Most companies participate in performance appraisals, a process that employees and companies alike applaud. From the companies' perspective, the process enables them to evaluate employees for promotion, demotion and, in some cases, termination when employees don't show the necessary strengths to advance the goals of the companies. At the same time, performance appraisals give employees road maps to improve their skills, which could result in advancement.
Effective collaboration with other employees in a company is generally regarded as a critical strength. Most performance evaluations encourage employees to comment on how well they build relationships with their peers to reach the goals of the company. The ability to work in a team environment is an important skill that adds value to an employee. Any shortfall by the employee in this area requires remedial action.
Customer satisfaction ranks high as an employee strength. “Red” Motley, one-time chairman of Parade magazine, once said, “Nothing happens until someone sells something.” Ideally, every employee focuses on customer satisfaction.
Companies and employees change constantly to improve the way they serve their customers. The ability to withstand change and adapt to new procedures is a welcome strength in any employee.
Openness to New Ideas
With corporate change come approaches to problems that may be new to employees. It is critical that they embrace them. A performance evaluation frequently focuses on an employee's willingness to consider new ideas. Being flexible to corporate change is recognized as a strength in every employee, whether he works on a factory floor or in senior management.
The importance of an employee's interpersonal skills cannot be overstated. He should work smoothly with peers.

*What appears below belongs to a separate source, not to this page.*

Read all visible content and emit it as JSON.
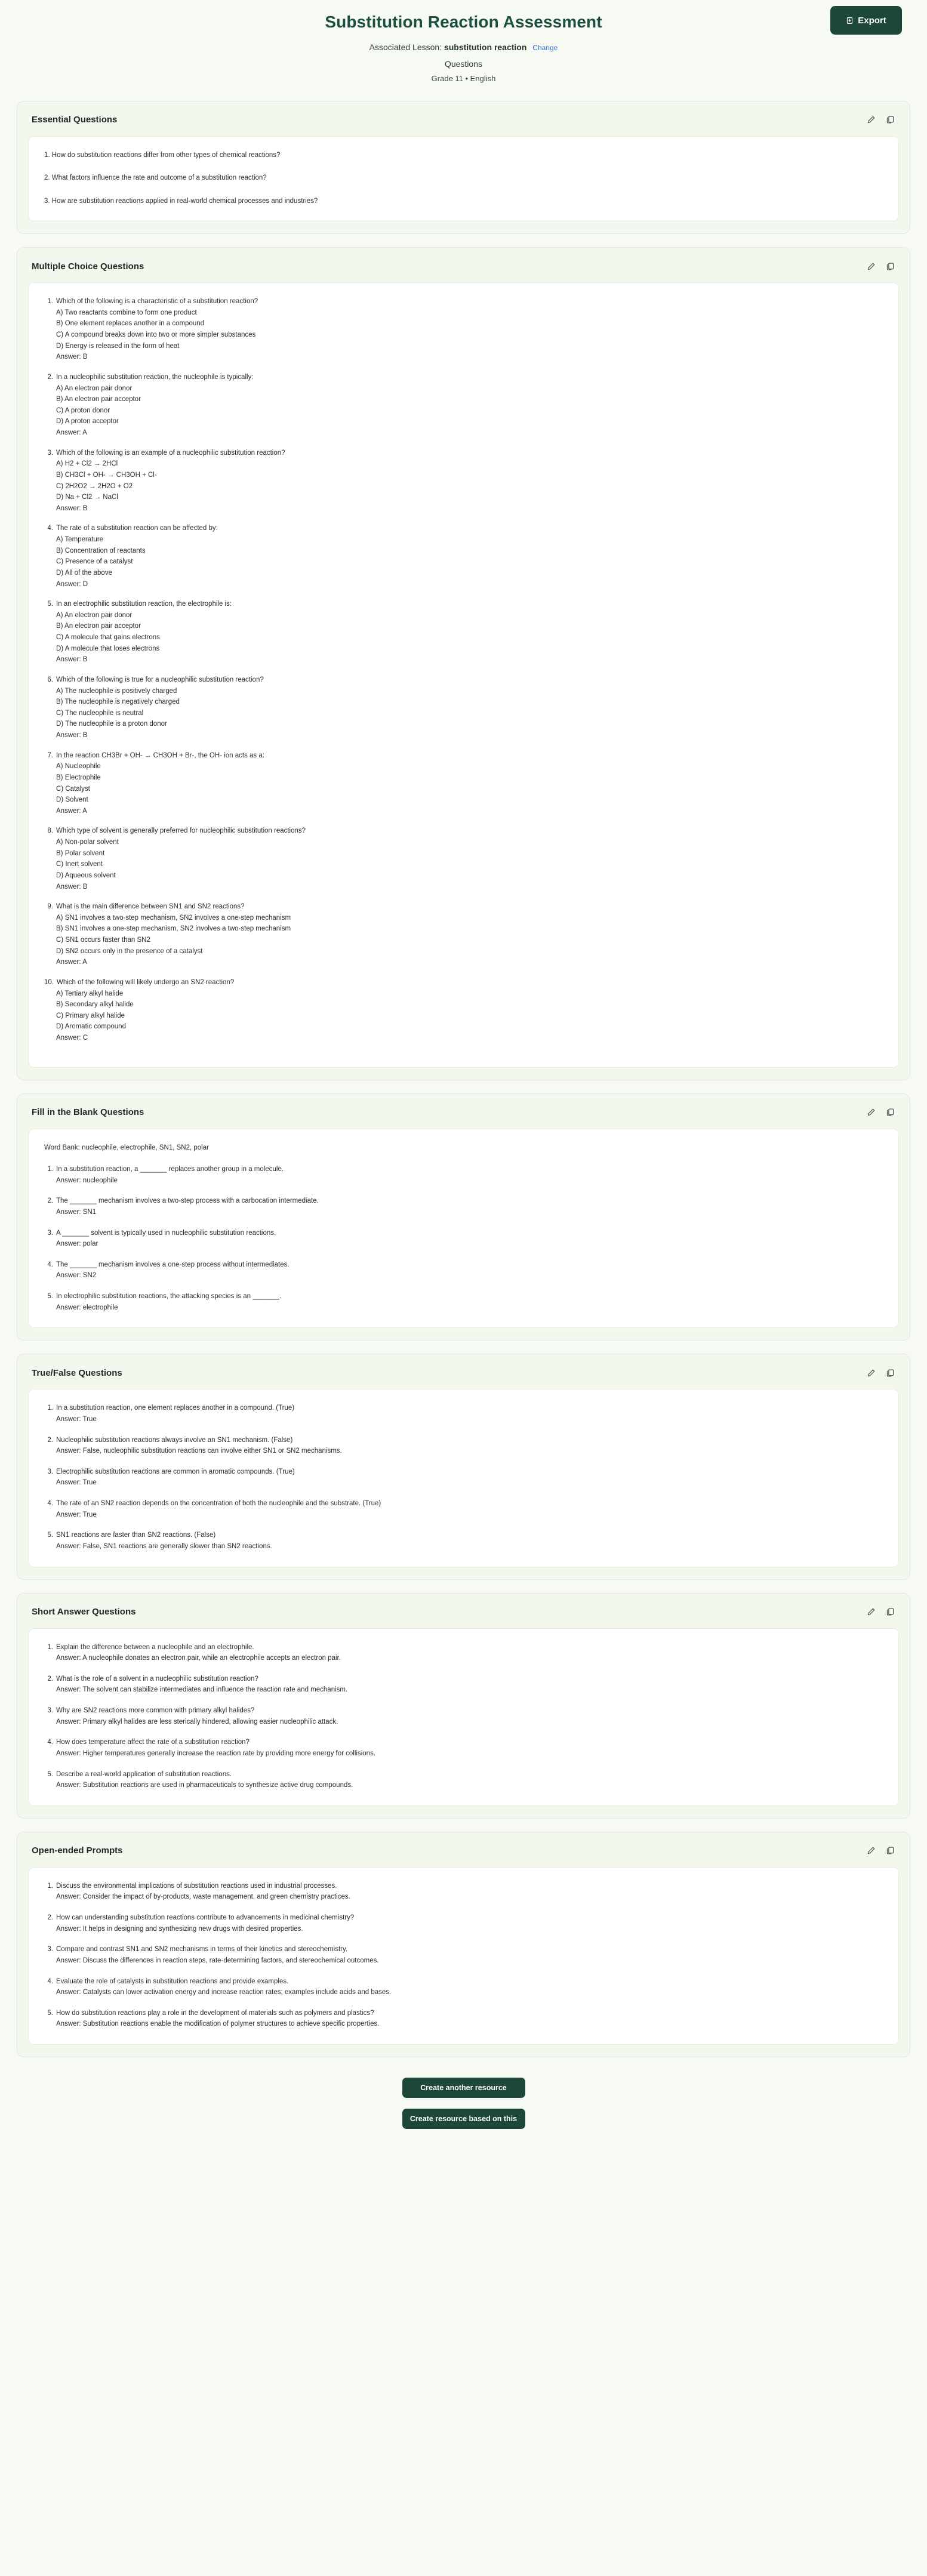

When promoted to higher levels, the employee will be called upon to relate to people above and below him in importance.
Bill Herrfeldt specializes in finance, sports and the needs of retiring people, and has been published in the national edition of "Erickson Tribune," the "Washington Post" and the "Arizona Republic." He graduated from the University of Louisville.